I then shared photos from the Wind Mill Street. It is a very wealthy Jewish quarter as well. Jewish Israelis living in Arabian houses. Authentic beautiful Arabian houses. If they say they have been living there from before the 1948, then they must be Jewish Palestinian, and if not, then those houses must belong to Palestinians who were evacuated by force somewhere else. Do they never wonder? Or question? Dream? Or think for a moment or two? I am sure they do, just for a moment and then they would wash that thought away. How can they live with the ugly truth. But I keep my slight thread of hope. I keep it and I share it with the Jews and the Palestinians I know, and I pray that one day, humanity will be back into all our hearts, and we find away to fight the terrorist state and bring peace to the people of the land.

My last day in Haifa… آخر يوم الي في حيفا

May 12, 2015

My trip is about to end, I have a week left and I feel like I still haven’t seen anything. I decided to spend few more days in Haifa to really get my eyes enough of it. I must admit that Haifa is one of my very favorite cities in Palestine.

This side of the world feels like a dream. People refer to it differently now a days… Palestine, the occupied areas, the 1948 areas, Israel. Palestinians who live here are living the real occupation. It feels like living on a land that is literally raped. All the architecture and the houses are so Arabic, Oriental , Arabesque, it screams the Arabian culture, with Arabic calligraphy, and design that dates back to the 1800’s, yet you see Israeli flags decorated around the entrance, and Europeans coming out of the door. Europeans and Americans who refer to themselves as Jewish Israelis and when they see the Palestinians, they are only known as the Arabs.

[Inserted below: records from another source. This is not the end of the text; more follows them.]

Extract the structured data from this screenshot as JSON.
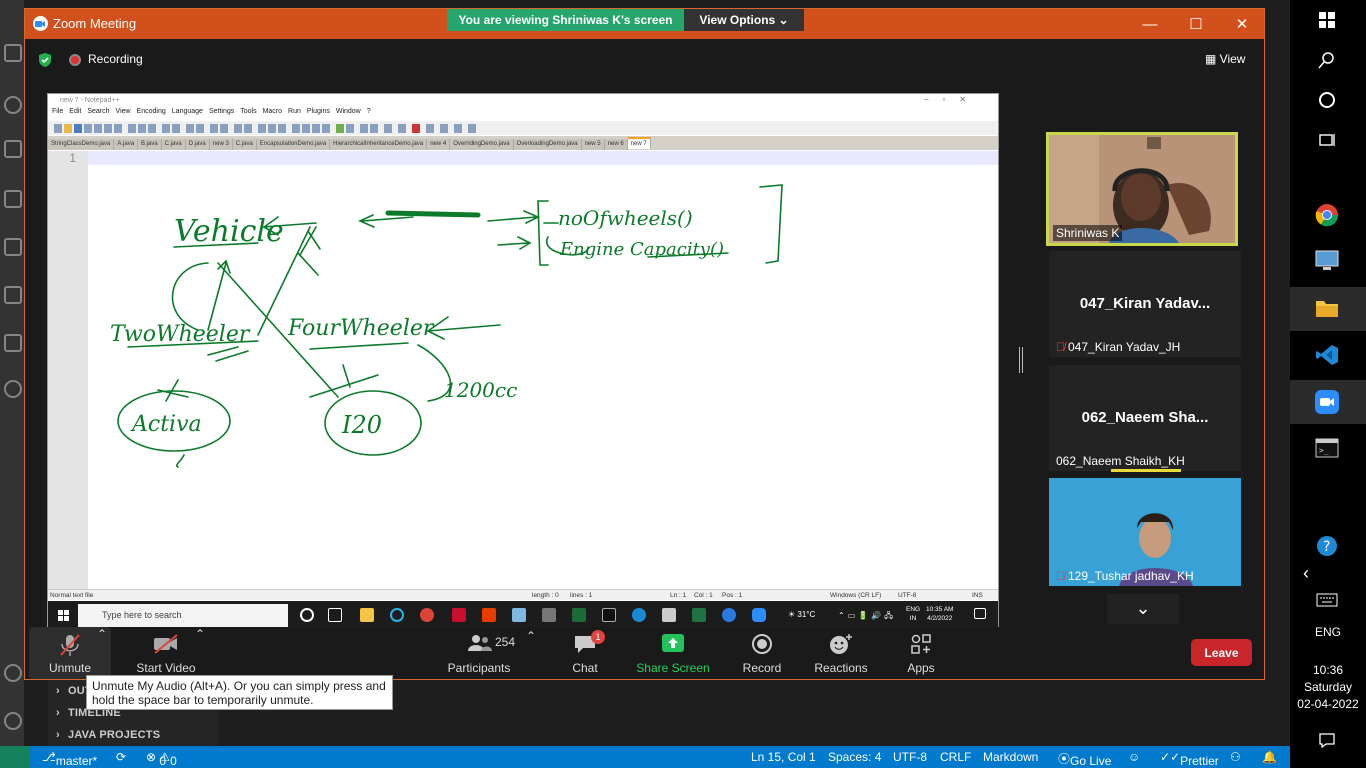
{
  "zoom": {
    "title": "Zoom Meeting",
    "banner": "You are viewing Shriniwas K's screen",
    "view_options": "View Options",
    "recording": "Recording",
    "view_label": "View"
  },
  "notepad": {
    "title": "new 7 - Notepad++",
    "menu": [
      "File",
      "Edit",
      "Search",
      "View",
      "Encoding",
      "Language",
      "Settings",
      "Tools",
      "Macro",
      "Run",
      "Plugins",
      "Window",
      "?"
    ],
    "tabs": [
      "StringClassDemo.java",
      "A.java",
      "B.java",
      "C.java",
      "D.java",
      "new 3",
      "C.java",
      "EncapsulationDemo.java",
      "HierarchicalInheritanceDemo.java",
      "new 4",
      "OverridingDemo.java",
      "OverloadingDemo.java",
      "new 5",
      "new 6",
      "new 7"
    ],
    "line_number": "1",
    "status": {
      "type": "Normal text file",
      "length": "length : 0",
      "lines": "lines : 1",
      "ln": "Ln : 1",
      "col": "Col : 1",
      "pos": "Pos : 1",
      "eol": "Windows (CR LF)",
      "enc": "UTF-8",
      "ins": "INS"
    },
    "taskbar_search": "Type here to search",
    "weather": "31°C",
    "lang": "ENG",
    "lang_region": "IN",
    "time": "10:35 AM",
    "date": "4/2/2022"
  },
  "drawing_text": {
    "vehicle": "Vehicle",
    "no_of_wheels": "noOfwheels()",
    "engine_capacity": "Engine Capacity()",
    "two_wheeler": "TwoWheeler",
    "four_wheeler": "FourWheeler",
    "activa": "Activa",
    "i20": "I20",
    "cc": "1200cc"
  },
  "participants": [
    {
      "name": "Shriniwas K",
      "big": "",
      "muted": false
    },
    {
      "name": "047_Kiran Yadav_JH",
      "big": "047_Kiran Yadav...",
      "muted": true
    },
    {
      "name": "062_Naeem Shaikh_KH",
      "big": "062_Naeem Sha...",
      "muted": false
    },
    {
      "name": "129_Tushar jadhav_KH",
      "big": "",
      "muted": true
    }
  ],
  "toolbar": {
    "unmute": "Unmute",
    "start_video": "Start Video",
    "participants": "Participants",
    "participants_count": "254",
    "chat": "Chat",
    "chat_badge": "1",
    "share_screen": "Share Screen",
    "record": "Record",
    "reactions": "Reactions",
    "apps": "Apps",
    "leave": "Leave"
  },
  "tooltip": "Unmute My Audio (Alt+A). Or you can simply press and hold the space bar to temporarily unmute.",
  "vscode": {
    "sidebar": [
      "OUT",
      "TIMELINE",
      "JAVA PROJECTS"
    ],
    "status": {
      "branch": "master*",
      "errors": "0",
      "warnings": "0",
      "cursor": "Ln 15, Col 1",
      "spaces": "Spaces: 4",
      "encoding": "UTF-8",
      "eol": "CRLF",
      "language": "Markdown",
      "golive": "Go Live",
      "prettier": "Prettier"
    }
  },
  "windows": {
    "lang": "ENG",
    "time": "10:36",
    "day": "Saturday",
    "date": "02-04-2022"
  },
  "colors": {
    "zoom_title": "#d2501c",
    "banner_green": "#26a56d",
    "leave_red": "#c9262b",
    "ink_green": "#0b7a2a",
    "vscode_blue": "#007acc"
  }
}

I find it hilarious how inside the occupied areas you are either a Jew or an Arab. When all the Jews are from all over the world, and all the Arabs are Palestinian. I also find it hilarious how the Jews go by their religion for being Jewish, and the Arabs can be of any religion except Jewish. For all Jewish Arabs are no longer Arabs but are only refereed to as Jews. And what is wrong with being a Jewish Arab? or A Palestinian Jew? Too much of a privilege to the Jews or to the Arabs?

Since when is freedom jailed. Freedom to express who you truly are? Since when are all the Palestinians only Arabs? Since when is being Jewish a nationality? I last checked it was a religion. Since when have the Palestinians lost their identity and freedom to express that they are Palestinians? It is like telling a little boy, “don’t tell them your real name, or they will find out what we did to you, and then we will have to kick you out of your home again like we have kicked your parents”.

And how much do you know about the Palestinians? They are Arabs from the Middle East living in a land that has been chopped up into many little scattered Israeli settlements. Practicing any religion, with the churches and the mosques lined one next to the other, even the synagogue were once lined next to them before their own people decided to isolate them and conquer. The Palestinians, both Christian popes and Muslim sheikhs walk side by side as they go to pray. The Palestinians, who make hummus for breakfast and mjadara for lunch and shakshuka for dinner. They listen to the sound of Arabian oud, and they smoke shesha during their free time. They are known to have great farmers, love everything organic and self-made, from olive trees, to cactus, fig and roses. Small carriages of ka’ek and zaatar, turkish coffee and tea with mint and lots of sugar. They love to play chess and bargees, welcoming every stranger and guest as they pass them by, friendly is within their nature. Warmth and security is what they like to transmit from their energy. And this is all just a glimpse of the Palestinians.

But today, what have the Israelis done to our Palestine? And what are they continuing to do? And how long will the world allow them to? When will it end?